======== DATASET EXTRACT

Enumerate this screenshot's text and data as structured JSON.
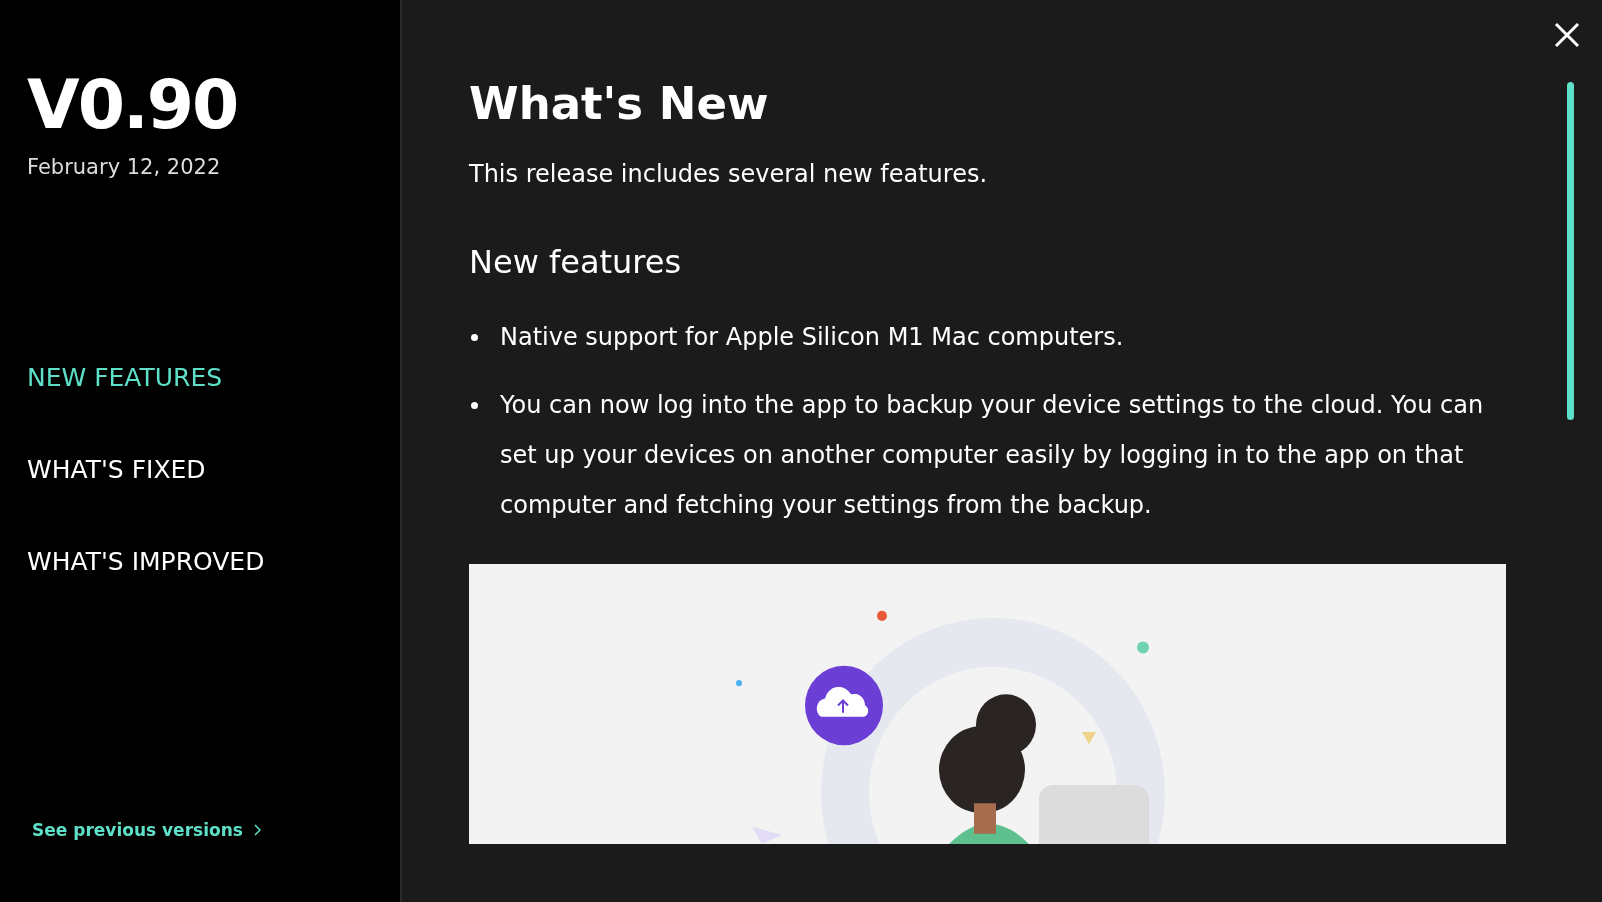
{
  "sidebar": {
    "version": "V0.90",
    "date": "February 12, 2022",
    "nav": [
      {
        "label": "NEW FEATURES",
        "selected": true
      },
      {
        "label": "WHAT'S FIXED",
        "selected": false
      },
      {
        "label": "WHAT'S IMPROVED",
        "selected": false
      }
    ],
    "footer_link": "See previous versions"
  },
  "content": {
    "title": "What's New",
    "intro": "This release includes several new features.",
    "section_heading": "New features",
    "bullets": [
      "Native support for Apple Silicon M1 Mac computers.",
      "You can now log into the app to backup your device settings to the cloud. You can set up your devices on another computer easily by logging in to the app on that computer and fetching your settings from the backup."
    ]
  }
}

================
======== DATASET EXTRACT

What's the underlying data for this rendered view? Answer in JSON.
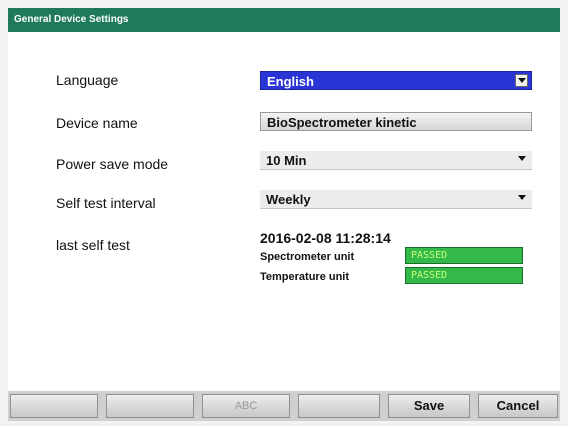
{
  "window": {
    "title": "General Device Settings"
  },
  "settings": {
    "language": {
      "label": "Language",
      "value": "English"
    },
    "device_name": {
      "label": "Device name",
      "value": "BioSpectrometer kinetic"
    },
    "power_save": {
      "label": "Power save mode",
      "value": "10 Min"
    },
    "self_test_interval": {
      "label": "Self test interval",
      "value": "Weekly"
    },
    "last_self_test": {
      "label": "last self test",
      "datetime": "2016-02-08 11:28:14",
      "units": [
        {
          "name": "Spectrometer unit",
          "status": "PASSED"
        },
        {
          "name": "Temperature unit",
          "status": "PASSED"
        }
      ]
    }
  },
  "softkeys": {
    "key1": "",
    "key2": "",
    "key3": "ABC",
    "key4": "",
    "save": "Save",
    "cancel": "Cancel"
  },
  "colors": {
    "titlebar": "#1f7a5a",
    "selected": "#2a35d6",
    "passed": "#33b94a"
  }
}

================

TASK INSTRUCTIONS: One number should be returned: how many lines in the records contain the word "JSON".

ANSWER: 2